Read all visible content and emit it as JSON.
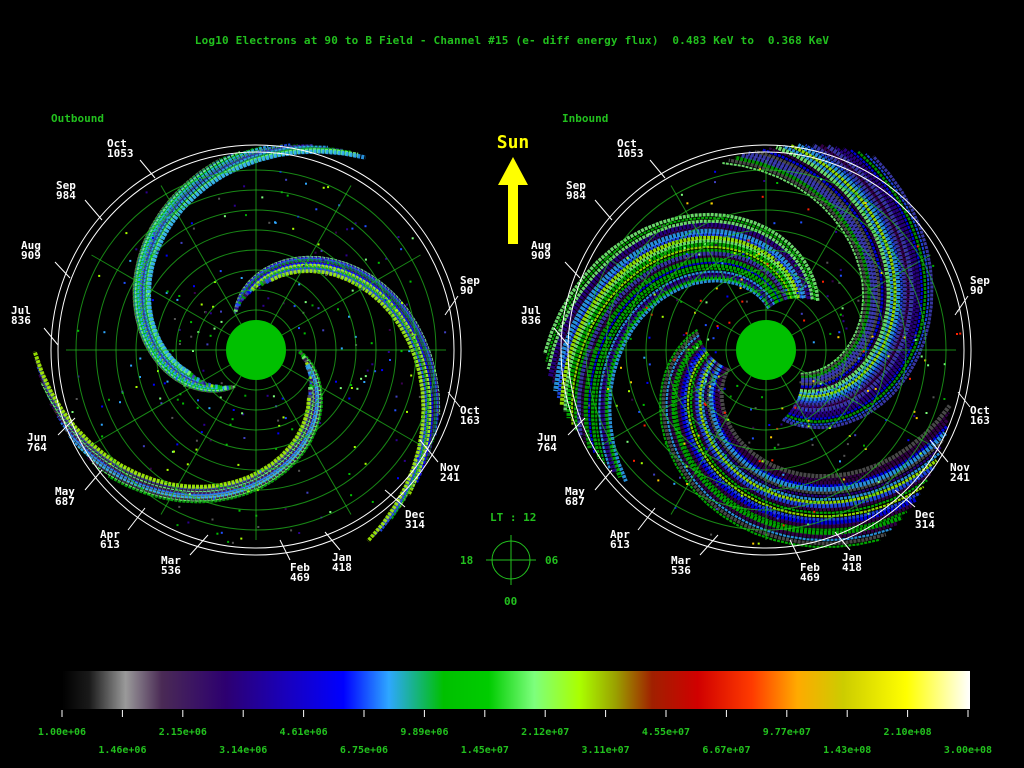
{
  "title": "Log10 Electrons at 90 to B Field - Channel #15 (e- diff energy flux)  0.483 KeV to  0.368 KeV",
  "colors": {
    "accent": "#22c01e",
    "label": "#ffffff",
    "sun": "#ffff00",
    "planet": "#00c000"
  },
  "sun_label": "Sun",
  "lt_dial": {
    "label": "LT :  12",
    "left": "18",
    "right": "06",
    "bottom": "00"
  },
  "chart_data": [
    {
      "type": "polar",
      "panel": "Outbound",
      "grid": true,
      "month_labels": [
        {
          "month": "Oct",
          "value": "1053"
        },
        {
          "month": "Sep",
          "value": "984"
        },
        {
          "month": "Aug",
          "value": "909"
        },
        {
          "month": "Jul",
          "value": "836"
        },
        {
          "month": "Jun",
          "value": "764"
        },
        {
          "month": "May",
          "value": "687"
        },
        {
          "month": "Apr",
          "value": "613"
        },
        {
          "month": "Mar",
          "value": "536"
        },
        {
          "month": "Feb",
          "value": "469"
        },
        {
          "month": "Jan",
          "value": "418"
        },
        {
          "month": "Dec",
          "value": "314"
        },
        {
          "month": "Nov",
          "value": "241"
        },
        {
          "month": "Oct",
          "value": "163"
        },
        {
          "month": "Sep",
          "value": "90"
        }
      ]
    },
    {
      "type": "polar",
      "panel": "Inbound",
      "grid": true,
      "month_labels": [
        {
          "month": "Oct",
          "value": "1053"
        },
        {
          "month": "Sep",
          "value": "984"
        },
        {
          "month": "Aug",
          "value": "909"
        },
        {
          "month": "Jul",
          "value": "836"
        },
        {
          "month": "Jun",
          "value": "764"
        },
        {
          "month": "May",
          "value": "687"
        },
        {
          "month": "Apr",
          "value": "613"
        },
        {
          "month": "Mar",
          "value": "536"
        },
        {
          "month": "Feb",
          "value": "469"
        },
        {
          "month": "Jan",
          "value": "418"
        },
        {
          "month": "Dec",
          "value": "314"
        },
        {
          "month": "Nov",
          "value": "241"
        },
        {
          "month": "Oct",
          "value": "163"
        },
        {
          "month": "Sep",
          "value": "90"
        }
      ]
    },
    {
      "type": "colorbar",
      "ticks_top": [
        "1.00e+06",
        "2.15e+06",
        "4.61e+06",
        "9.89e+06",
        "2.12e+07",
        "4.55e+07",
        "9.77e+07",
        "2.10e+08"
      ],
      "ticks_bottom": [
        "1.46e+06",
        "3.14e+06",
        "6.75e+06",
        "1.45e+07",
        "3.11e+07",
        "6.67e+07",
        "1.43e+08",
        "3.00e+08"
      ],
      "range": [
        1000000,
        300000000
      ],
      "scale": "log",
      "colormap": [
        "#000000",
        "#9a9a9a",
        "#3a0050",
        "#2d0090",
        "#0000ff",
        "#2ea7ff",
        "#00c000",
        "#7dff7d",
        "#aaff00",
        "#c00000",
        "#ff3b00",
        "#ffcc00",
        "#ffff00",
        "#ffffff"
      ]
    }
  ]
}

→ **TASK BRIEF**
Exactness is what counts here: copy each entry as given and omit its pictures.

→ **RESPONSE BOX**
Read all visible content and emit it as JSON.
{
  "title": "Log10 Electrons at 90 to B Field - Channel #15 (e- diff energy flux)  0.483 KeV to  0.368 KeV",
  "colors": {
    "accent": "#22c01e",
    "label": "#ffffff",
    "sun": "#ffff00",
    "planet": "#00c000"
  },
  "sun_label": "Sun",
  "lt_dial": {
    "label": "LT :  12",
    "left": "18",
    "right": "06",
    "bottom": "00"
  },
  "chart_data": [
    {
      "type": "polar",
      "panel": "Outbound",
      "grid": true,
      "month_labels": [
        {
          "month": "Oct",
          "value": "1053"
        },
        {
          "month": "Sep",
          "value": "984"
        },
        {
          "month": "Aug",
          "value": "909"
        },
        {
          "month": "Jul",
          "value": "836"
        },
        {
          "month": "Jun",
          "value": "764"
        },
        {
          "month": "May",
          "value": "687"
        },
        {
          "month": "Apr",
          "value": "613"
        },
        {
          "month": "Mar",
          "value": "536"
        },
        {
          "month": "Feb",
          "value": "469"
        },
        {
          "month": "Jan",
          "value": "418"
        },
        {
          "month": "Dec",
          "value": "314"
        },
        {
          "month": "Nov",
          "value": "241"
        },
        {
          "month": "Oct",
          "value": "163"
        },
        {
          "month": "Sep",
          "value": "90"
        }
      ]
    },
    {
      "type": "polar",
      "panel": "Inbound",
      "grid": true,
      "month_labels": [
        {
          "month": "Oct",
          "value": "1053"
        },
        {
          "month": "Sep",
          "value": "984"
        },
        {
          "month": "Aug",
          "value": "909"
        },
        {
          "month": "Jul",
          "value": "836"
        },
        {
          "month": "Jun",
          "value": "764"
        },
        {
          "month": "May",
          "value": "687"
        },
        {
          "month": "Apr",
          "value": "613"
        },
        {
          "month": "Mar",
          "value": "536"
        },
        {
          "month": "Feb",
          "value": "469"
        },
        {
          "month": "Jan",
          "value": "418"
        },
        {
          "month": "Dec",
          "value": "314"
        },
        {
          "month": "Nov",
          "value": "241"
        },
        {
          "month": "Oct",
          "value": "163"
        },
        {
          "month": "Sep",
          "value": "90"
        }
      ]
    },
    {
      "type": "colorbar",
      "ticks_top": [
        "1.00e+06",
        "2.15e+06",
        "4.61e+06",
        "9.89e+06",
        "2.12e+07",
        "4.55e+07",
        "9.77e+07",
        "2.10e+08"
      ],
      "ticks_bottom": [
        "1.46e+06",
        "3.14e+06",
        "6.75e+06",
        "1.45e+07",
        "3.11e+07",
        "6.67e+07",
        "1.43e+08",
        "3.00e+08"
      ],
      "range": [
        1000000,
        300000000
      ],
      "scale": "log",
      "colormap": [
        "#000000",
        "#9a9a9a",
        "#3a0050",
        "#2d0090",
        "#0000ff",
        "#2ea7ff",
        "#00c000",
        "#7dff7d",
        "#aaff00",
        "#c00000",
        "#ff3b00",
        "#ffcc00",
        "#ffff00",
        "#ffffff"
      ]
    }
  ]
}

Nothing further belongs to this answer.